Saturday evening will be a good time to check the validity of the Gaels’ current high-flying performance.
Bits and pieces
A few other items of interest from Thursday night:
Thomas rolling: Redshirt freshman Elijah Thomas continues to gain floor time, and he continues to impress each time he is in. The highlight of his 14 minutes Thursday was a steal that led to a fast break in the second half. Thomas tossed the ball ahead to Neal, then raced down the court to receive a lob from Neal. The crowd came to its feet as Thomas effortlessly slammed home Neal’s pass.
Gael fans can look ahead to next season when Thomas may have a prominent role on a vastly different Gael team playing without long-time stalwarts Naar, Hermanson and Laandale. A possible lineup includes Thomas replacing Hermanson at the 3, transfer Malik Fitts at the 4 and newcomer Mattias Tass at center. Of course, holdover centers Jock Perry and Jordan Hunter will have a role on the front line as well.
Clark out: I had a chance to chat with injured forward Kyle Clark before the game. He is out for the season following surgery to repair the meniscus in his right knee. With the buoyant attitude that has marked his play for Saint Mary’s, Clark said he planned to take a redshirt this season and was looking forward to coming back next year.

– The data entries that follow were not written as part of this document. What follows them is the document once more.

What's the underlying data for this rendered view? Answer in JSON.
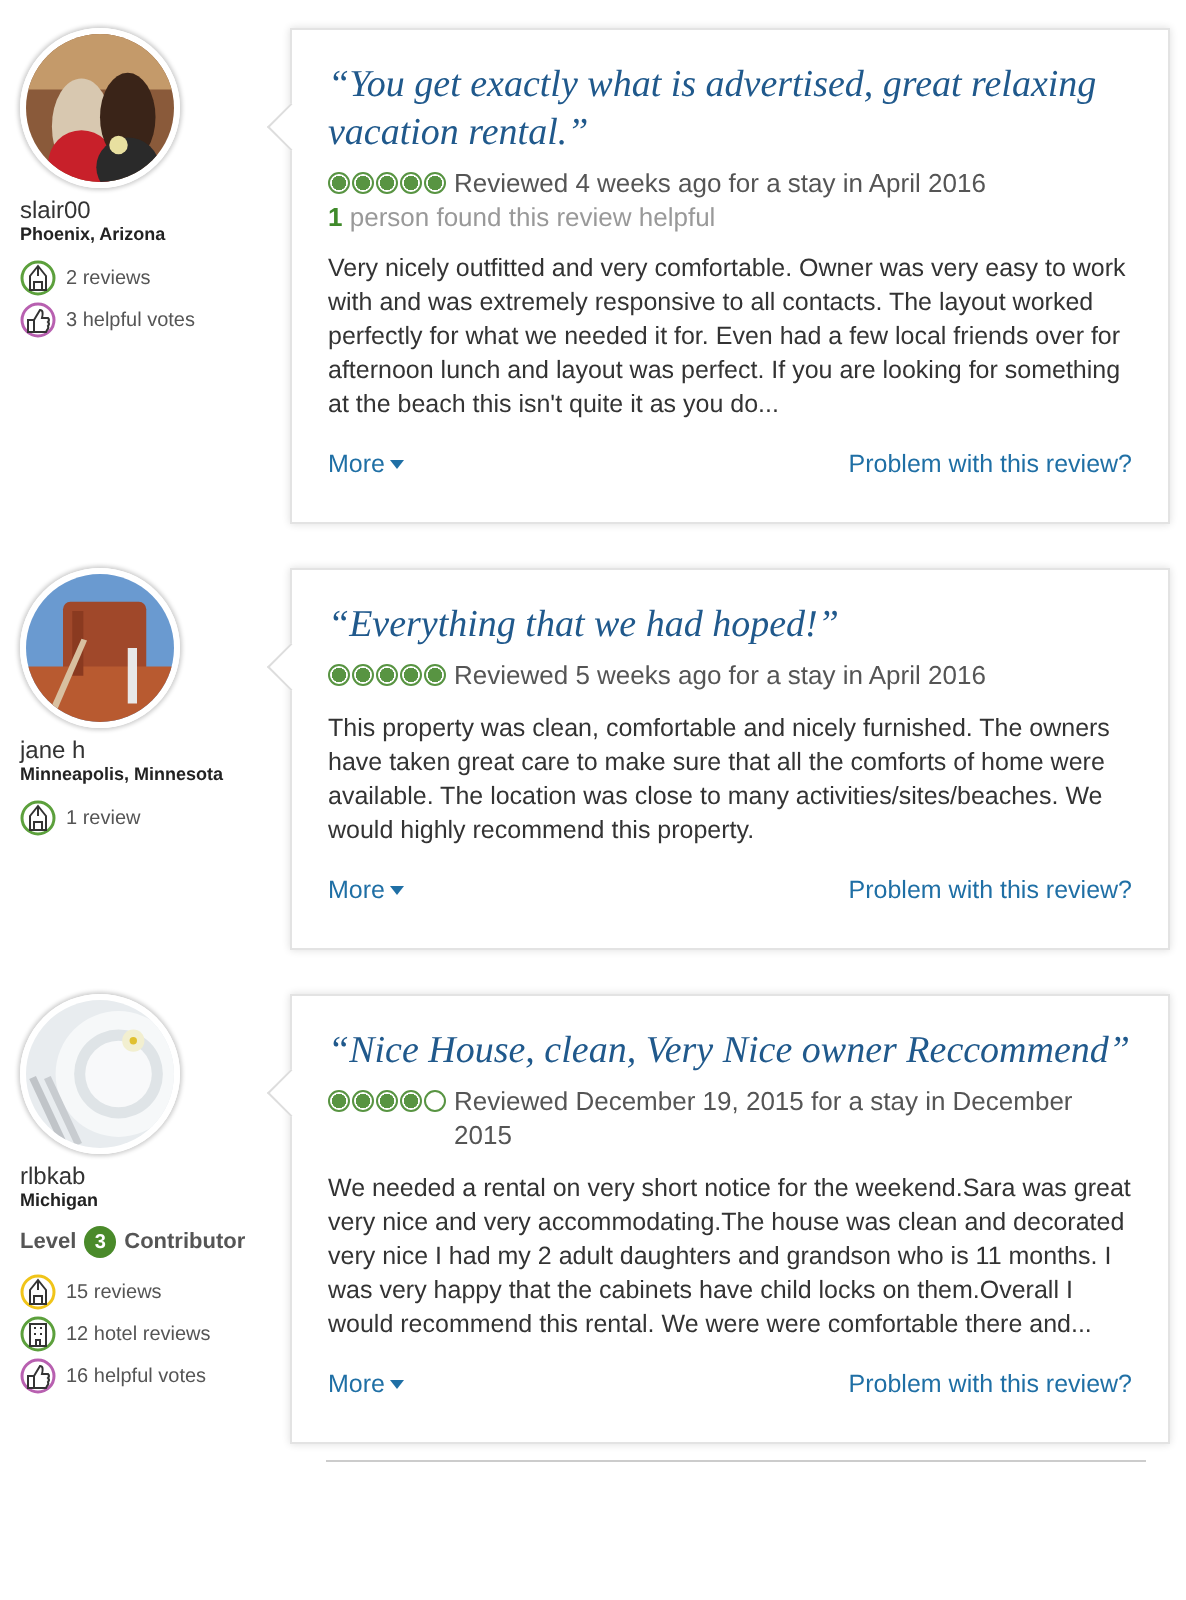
{
  "reviews": [
    {
      "reviewer": {
        "username": "slair00",
        "location": "Phoenix, Arizona",
        "stats": [
          {
            "kind": "reviews",
            "color": "#5ca03c",
            "label": "2 reviews"
          },
          {
            "kind": "votes",
            "color": "#b860b0",
            "label": "3 helpful votes"
          }
        ]
      },
      "title": "“You get exactly what is advertised, great relaxing vacation rental.”",
      "stars": 5,
      "reviewed": "Reviewed 4 weeks ago for a stay in April 2016",
      "helpful": {
        "count": "1",
        "text": "person found this review helpful"
      },
      "body": "Very nicely outfitted and very comfortable. Owner was very easy to work with and was extremely responsive to all contacts. The layout worked perfectly for what we needed it for. Even had a few local friends over for afternoon lunch and layout was perfect. If you are looking for something at the beach this isn't quite it as you do...",
      "more": "More",
      "problem": "Problem with this review?"
    },
    {
      "reviewer": {
        "username": "jane h",
        "location": "Minneapolis, Minnesota",
        "stats": [
          {
            "kind": "reviews",
            "color": "#5ca03c",
            "label": "1 review"
          }
        ]
      },
      "title": "“Everything that we had hoped!”",
      "stars": 5,
      "reviewed": "Reviewed 5 weeks ago for a stay in April 2016",
      "body": "This property was clean, comfortable and nicely furnished. The owners have taken great care to make sure that all the comforts of home were available. The location was close to many activities/sites/beaches. We would highly recommend this property.",
      "more": "More",
      "problem": "Problem with this review?"
    },
    {
      "reviewer": {
        "username": "rlbkab",
        "location": "Michigan",
        "level": {
          "prefix": "Level",
          "number": "3",
          "suffix": "Contributor"
        },
        "stats": [
          {
            "kind": "reviews",
            "color": "#f0c419",
            "label": "15 reviews"
          },
          {
            "kind": "hotel",
            "color": "#5ca03c",
            "label": "12 hotel reviews"
          },
          {
            "kind": "votes",
            "color": "#b860b0",
            "label": "16 helpful votes"
          }
        ]
      },
      "title": "“Nice House, clean, Very Nice owner Reccommend”",
      "stars": 4,
      "reviewed": "Reviewed December 19, 2015 for a stay in December 2015",
      "body": "We needed a rental on very short notice for the weekend.Sara was great very nice and very accommodating.The house was clean and decorated very nice I had my 2 adult daughters and grandson who is 11 months. I was very happy that the cabinets have child locks on them.Overall I would recommend this rental. We were were comfortable there and...",
      "more": "More",
      "problem": "Problem with this review?"
    }
  ]
}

Jordan Ford, shown above finishing off a coast-to-coast drive and lay-up, scored 17 points against LMU on 6-9 shooting, including 4-6 three-point attempts. Photo courtesy of Tod Fierner.